## Task input
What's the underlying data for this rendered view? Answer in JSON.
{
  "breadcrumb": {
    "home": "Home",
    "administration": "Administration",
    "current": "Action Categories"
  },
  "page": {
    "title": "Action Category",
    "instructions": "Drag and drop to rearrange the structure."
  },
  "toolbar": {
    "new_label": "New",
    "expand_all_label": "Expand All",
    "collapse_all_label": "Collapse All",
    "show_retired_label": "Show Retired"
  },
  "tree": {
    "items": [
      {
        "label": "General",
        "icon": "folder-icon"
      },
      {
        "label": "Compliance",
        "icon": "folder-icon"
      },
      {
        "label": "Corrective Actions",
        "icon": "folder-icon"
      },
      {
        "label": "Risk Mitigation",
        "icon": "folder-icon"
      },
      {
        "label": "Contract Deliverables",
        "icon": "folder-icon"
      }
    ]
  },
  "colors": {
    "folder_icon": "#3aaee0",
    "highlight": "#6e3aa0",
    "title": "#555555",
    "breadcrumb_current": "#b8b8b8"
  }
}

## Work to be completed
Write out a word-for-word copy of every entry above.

## Exercise response
What's the underlying data for this rendered view? Answer in JSON.
{
  "breadcrumb": {
    "home": "Home",
    "administration": "Administration",
    "current": "Action Categories"
  },
  "page": {
    "title": "Action Category",
    "instructions": "Drag and drop to rearrange the structure."
  },
  "toolbar": {
    "new_label": "New",
    "expand_all_label": "Expand All",
    "collapse_all_label": "Collapse All",
    "show_retired_label": "Show Retired"
  },
  "tree": {
    "items": [
      {
        "label": "General",
        "icon": "folder-icon"
      },
      {
        "label": "Compliance",
        "icon": "folder-icon"
      },
      {
        "label": "Corrective Actions",
        "icon": "folder-icon"
      },
      {
        "label": "Risk Mitigation",
        "icon": "folder-icon"
      },
      {
        "label": "Contract Deliverables",
        "icon": "folder-icon"
      }
    ]
  },
  "colors": {
    "folder_icon": "#3aaee0",
    "highlight": "#6e3aa0",
    "title": "#555555",
    "breadcrumb_current": "#b8b8b8"
  }
}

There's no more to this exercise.